Enforcing the law primarily falls to sheriffs and to probation or parole officers. It is not always a priority for law enforcement authorities, said the GBI’s Bankhead.
“It’s kind of difficult to keep up with,” he said.
The self-registration requirement “speaks to the irony of the law,” Totonchi said. “It’s purportedly a law enforcement tool. But the impetus on complying with it is in the hands of the people on the registry.”
Attempting to comply landed one offender in prison.
_____, 33, of Calhoun, was on the sex offender registry for a 1996 conviction for a statutory rape he committed as a teenager. In January, he went to the Gordon County sheriff to report he had moved to a new address. He had been evicted, he told deputies, and then spent six nights in a motel waiting for his new place to be ready.
The deputies arrested him on the spot for failing to register his temporary address at the motel. A judge then revoked _____’s probation on the statutory rape conviction and sent him to prison. He is scheduled for release in November 2012.
“He was between residences,” _____’s lawyer, Chris Paul, said. “That’s what’s really disturbing. He dutifully went to the sheriff’s’ office, and on the basis of his admission they arrested him. This is really discouraging for offenders trying to comply.”
Last month the Georgia Supreme Court rejected _____’s appeal.
Out of sight
Just as the registry’s creation did not erase the specter of sexual predators poised to attack new victims, the threat of incarceration has not stopped hundreds of offenders from simply dropping out of sight.
In some cases, they comply with the law for years before disappearing.

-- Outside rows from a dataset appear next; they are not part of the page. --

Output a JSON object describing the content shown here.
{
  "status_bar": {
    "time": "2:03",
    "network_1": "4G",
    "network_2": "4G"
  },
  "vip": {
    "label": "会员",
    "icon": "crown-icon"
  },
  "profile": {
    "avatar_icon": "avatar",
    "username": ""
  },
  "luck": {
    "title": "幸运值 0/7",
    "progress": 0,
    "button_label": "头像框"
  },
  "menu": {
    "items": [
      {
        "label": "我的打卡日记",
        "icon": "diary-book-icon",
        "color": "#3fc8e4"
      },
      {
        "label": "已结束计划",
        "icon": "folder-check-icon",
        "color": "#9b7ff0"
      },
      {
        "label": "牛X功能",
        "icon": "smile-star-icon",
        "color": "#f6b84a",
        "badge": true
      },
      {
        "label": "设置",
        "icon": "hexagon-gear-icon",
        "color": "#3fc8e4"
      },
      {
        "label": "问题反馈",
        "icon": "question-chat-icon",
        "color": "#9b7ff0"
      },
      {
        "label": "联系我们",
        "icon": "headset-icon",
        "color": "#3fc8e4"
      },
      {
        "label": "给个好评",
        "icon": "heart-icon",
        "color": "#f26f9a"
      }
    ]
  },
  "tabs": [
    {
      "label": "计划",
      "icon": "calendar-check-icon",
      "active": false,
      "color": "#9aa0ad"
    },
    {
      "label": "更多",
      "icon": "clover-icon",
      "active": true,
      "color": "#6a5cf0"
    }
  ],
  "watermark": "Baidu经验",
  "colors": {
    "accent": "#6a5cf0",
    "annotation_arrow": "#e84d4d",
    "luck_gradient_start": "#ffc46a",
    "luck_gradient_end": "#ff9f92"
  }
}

_____, for instance, was convicted of child molestation and cocaine possession in Cobb County in 2000. In 2004, after serving most of a five-year prison sentence, _____ registered with the Cobb County sheriff as a sex offender. _____, now 54, provided an accurate address to authorities for almost three years — but hasn’t been heard from since the summer of 2007.
_____, 62, went on the sex offender registry in January 2008, three months after he was convicted in Fulton County for sexual battery. Sixteen months later, authorities discovered _____’s address in Sandy Springs was no longer valid.
Others flee almost immediately. _____, 62, of Decatur, remained at a verified address less than one month after he was released from prison in July 2006 after serving two years for aggravated sodomy.
Beyond the absconders, dozens of sex offenders from the Atlanta area are listed as homeless or are registered at addresses that would be difficult to locate.
For example, a 47-year-old convicted of aggravated assault with intention to rape now reports his address as the space beneath the bridge where I-20 crosses Ralph David Abernathy Boulevard in Atlanta.
Hundreds more offenders are registered at addresses that cater to transient populations, such as shelters for homeless people and drug and alcohol rehabilitation facilities. In downtown Atlanta at the end of November, 67 sex offenders said they lived at the same shelter on Trinity Avenue. In DeKalb County, 21 offenders were registered at the same motel on Moreland Avenue.
The accuracy of the registry’s addresses most often comes into play when authorities canvass offenders following kidnappings or other serious, high-profile crimes.
For instance, police checked on about 450 offenders in North Georgia and in nearby North Carolina and Tennessee after a Blairsville woman, Kristi Cornwell, 38, disappeared while walking near her home on Aug. 11. South Georgia offenders were among the 150 interviewed in October after the body of a 7-year-old Florida girl was discovered in a Folkston landfill.
Neither canvass yielded clues or identified suspects.
“It’s something you do” in such cases, said Bankhead, the GBI spokesman. “You try to eliminate the obvious.”
These are among the more than 400 people listed as "absconded" on Georgia's sex offender registry, meaning law enforcement officials have no idea where to locate them.
Sunday, December 20, 2009